Task to complete
Your task is to find every line of the data that holds the string "subtitle" and copy it.

========

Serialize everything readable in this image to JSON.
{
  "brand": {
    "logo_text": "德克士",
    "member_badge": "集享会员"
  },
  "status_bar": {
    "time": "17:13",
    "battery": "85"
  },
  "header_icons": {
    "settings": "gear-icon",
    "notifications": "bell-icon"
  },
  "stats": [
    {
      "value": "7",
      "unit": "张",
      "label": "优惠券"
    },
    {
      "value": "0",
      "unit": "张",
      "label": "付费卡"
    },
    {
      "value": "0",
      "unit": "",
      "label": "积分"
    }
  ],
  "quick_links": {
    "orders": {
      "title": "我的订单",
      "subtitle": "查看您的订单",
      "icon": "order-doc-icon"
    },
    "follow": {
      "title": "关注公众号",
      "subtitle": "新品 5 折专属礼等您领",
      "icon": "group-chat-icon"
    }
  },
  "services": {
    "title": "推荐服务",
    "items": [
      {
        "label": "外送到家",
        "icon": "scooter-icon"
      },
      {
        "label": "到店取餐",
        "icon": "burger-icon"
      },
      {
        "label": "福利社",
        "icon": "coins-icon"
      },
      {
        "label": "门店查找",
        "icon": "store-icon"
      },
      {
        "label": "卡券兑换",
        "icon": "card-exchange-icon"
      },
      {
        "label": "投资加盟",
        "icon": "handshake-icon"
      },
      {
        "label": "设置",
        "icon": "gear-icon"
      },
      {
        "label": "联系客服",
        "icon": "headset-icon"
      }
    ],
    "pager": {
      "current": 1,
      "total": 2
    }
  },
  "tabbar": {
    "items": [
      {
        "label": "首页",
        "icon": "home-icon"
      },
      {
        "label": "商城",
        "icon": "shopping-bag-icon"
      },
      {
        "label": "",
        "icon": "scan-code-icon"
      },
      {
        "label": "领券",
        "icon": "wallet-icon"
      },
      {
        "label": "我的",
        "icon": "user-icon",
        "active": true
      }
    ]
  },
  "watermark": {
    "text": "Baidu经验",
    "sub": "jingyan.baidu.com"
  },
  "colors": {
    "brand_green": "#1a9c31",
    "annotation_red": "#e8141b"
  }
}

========

Solution for this problem
      "subtitle": "查看您的订单",
      "subtitle": "新品 5 折专属礼等您领",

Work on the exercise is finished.